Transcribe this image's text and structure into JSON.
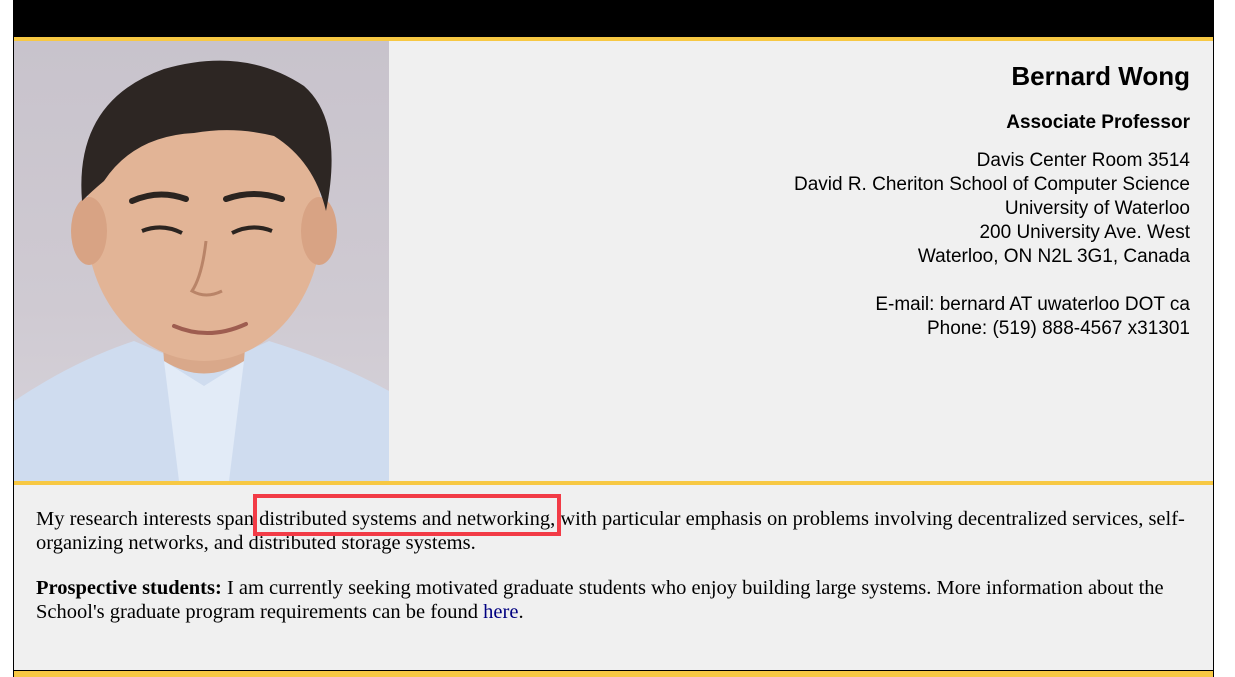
{
  "profile": {
    "name": "Bernard Wong",
    "title": "Associate Professor",
    "address": [
      "Davis Center Room 3514",
      "David R. Cheriton School of Computer Science",
      "University of Waterloo",
      "200 University Ave. West",
      "Waterloo, ON N2L 3G1, Canada"
    ],
    "email": "E-mail: bernard AT uwaterloo DOT ca",
    "phone": "Phone: (519) 888-4567 x31301"
  },
  "research": {
    "intro_prefix": "My research interests span",
    "intro_highlight": "distributed systems and networking,",
    "intro_suffix": "with particular emphasis on problems involving decentralized services, self-organizing networks, and distributed storage systems.",
    "prospective_label": "Prospective students:",
    "prospective_text": "I am currently seeking motivated graduate students who enjoy building large systems. More information about the School's graduate program requirements can be found",
    "link_text": "here",
    "link_trailer": "."
  },
  "colors": {
    "accent_gold": "#f7c843",
    "highlight_red": "#f23b46",
    "link_navy": "#000080",
    "background": "#f0f0f0"
  }
}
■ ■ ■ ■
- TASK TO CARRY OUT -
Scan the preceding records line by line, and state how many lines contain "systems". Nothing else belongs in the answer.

- EXPECTED OUTPUT -
3